§ **Input for this task**
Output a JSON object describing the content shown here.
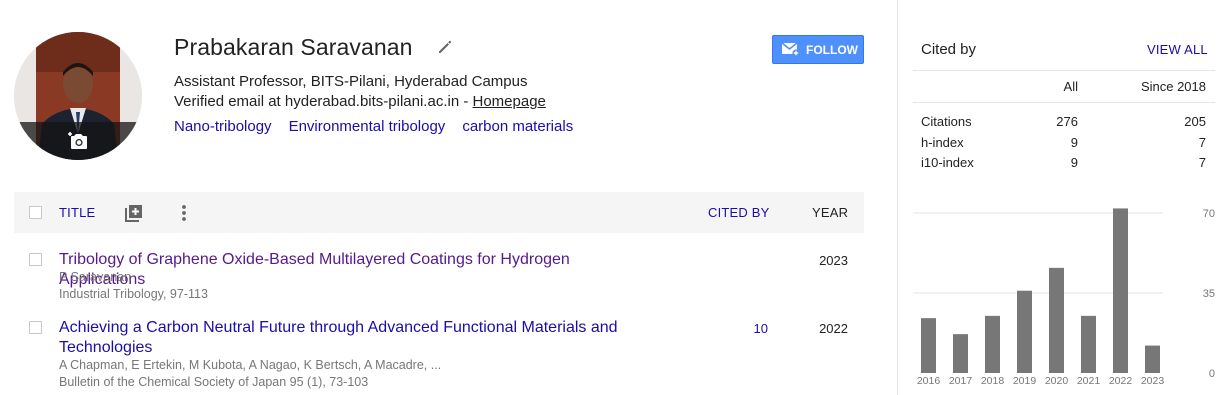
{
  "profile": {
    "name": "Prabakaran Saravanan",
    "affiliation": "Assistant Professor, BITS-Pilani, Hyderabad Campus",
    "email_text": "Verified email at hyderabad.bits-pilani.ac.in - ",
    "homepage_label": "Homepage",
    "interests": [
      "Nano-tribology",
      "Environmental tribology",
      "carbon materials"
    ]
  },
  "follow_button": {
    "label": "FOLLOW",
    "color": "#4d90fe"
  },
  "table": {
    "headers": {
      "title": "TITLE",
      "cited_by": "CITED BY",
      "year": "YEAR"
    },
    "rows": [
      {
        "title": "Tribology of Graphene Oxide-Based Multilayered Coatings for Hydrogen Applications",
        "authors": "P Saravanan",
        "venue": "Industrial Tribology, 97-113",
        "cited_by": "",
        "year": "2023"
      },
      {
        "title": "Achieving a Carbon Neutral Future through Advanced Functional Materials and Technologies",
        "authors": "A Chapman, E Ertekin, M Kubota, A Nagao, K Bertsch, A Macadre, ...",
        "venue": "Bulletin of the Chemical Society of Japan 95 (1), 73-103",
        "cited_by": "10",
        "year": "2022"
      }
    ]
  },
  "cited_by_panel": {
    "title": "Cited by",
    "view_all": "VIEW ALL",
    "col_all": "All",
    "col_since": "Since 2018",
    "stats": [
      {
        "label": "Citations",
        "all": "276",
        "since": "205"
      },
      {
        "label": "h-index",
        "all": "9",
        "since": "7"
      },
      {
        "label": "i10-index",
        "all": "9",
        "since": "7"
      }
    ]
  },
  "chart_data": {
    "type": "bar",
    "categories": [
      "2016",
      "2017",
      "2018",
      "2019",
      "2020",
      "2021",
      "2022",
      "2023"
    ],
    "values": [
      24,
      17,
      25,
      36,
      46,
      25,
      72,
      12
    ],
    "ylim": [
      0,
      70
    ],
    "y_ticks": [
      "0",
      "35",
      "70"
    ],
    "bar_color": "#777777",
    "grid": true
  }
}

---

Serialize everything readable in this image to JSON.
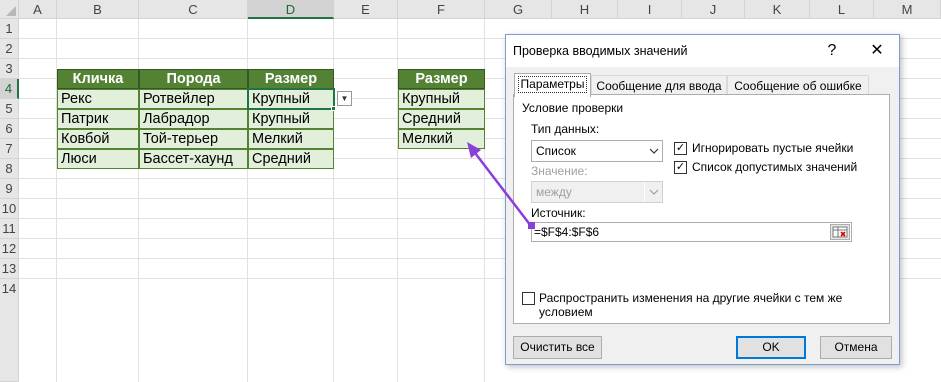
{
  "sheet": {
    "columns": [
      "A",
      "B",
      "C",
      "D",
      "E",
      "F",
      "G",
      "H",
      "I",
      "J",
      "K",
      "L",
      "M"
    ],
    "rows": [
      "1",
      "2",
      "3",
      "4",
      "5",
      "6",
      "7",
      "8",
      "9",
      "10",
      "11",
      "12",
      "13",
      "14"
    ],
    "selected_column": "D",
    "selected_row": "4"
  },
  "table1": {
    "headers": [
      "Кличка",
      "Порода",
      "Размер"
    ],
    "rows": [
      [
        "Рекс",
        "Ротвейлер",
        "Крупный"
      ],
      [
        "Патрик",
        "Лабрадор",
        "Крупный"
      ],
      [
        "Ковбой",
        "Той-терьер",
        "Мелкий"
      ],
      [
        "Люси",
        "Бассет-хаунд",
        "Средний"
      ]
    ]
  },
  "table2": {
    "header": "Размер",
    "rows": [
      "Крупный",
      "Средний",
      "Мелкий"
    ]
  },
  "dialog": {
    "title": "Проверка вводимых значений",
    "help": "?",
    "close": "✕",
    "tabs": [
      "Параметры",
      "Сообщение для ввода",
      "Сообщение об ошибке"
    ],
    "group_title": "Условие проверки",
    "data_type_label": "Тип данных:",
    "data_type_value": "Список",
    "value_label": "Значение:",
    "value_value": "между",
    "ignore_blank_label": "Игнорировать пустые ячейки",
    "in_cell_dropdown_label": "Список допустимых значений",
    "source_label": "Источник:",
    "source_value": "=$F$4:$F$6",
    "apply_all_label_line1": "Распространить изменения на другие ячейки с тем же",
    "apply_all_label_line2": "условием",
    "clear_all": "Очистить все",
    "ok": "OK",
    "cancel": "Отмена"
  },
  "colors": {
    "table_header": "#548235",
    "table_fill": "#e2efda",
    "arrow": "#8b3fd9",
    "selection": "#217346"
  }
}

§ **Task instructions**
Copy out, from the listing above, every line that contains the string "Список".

§ **Answer section**
    "data_type_value": "Список",
    "in_cell_dropdown_label": "Список допустимых значений",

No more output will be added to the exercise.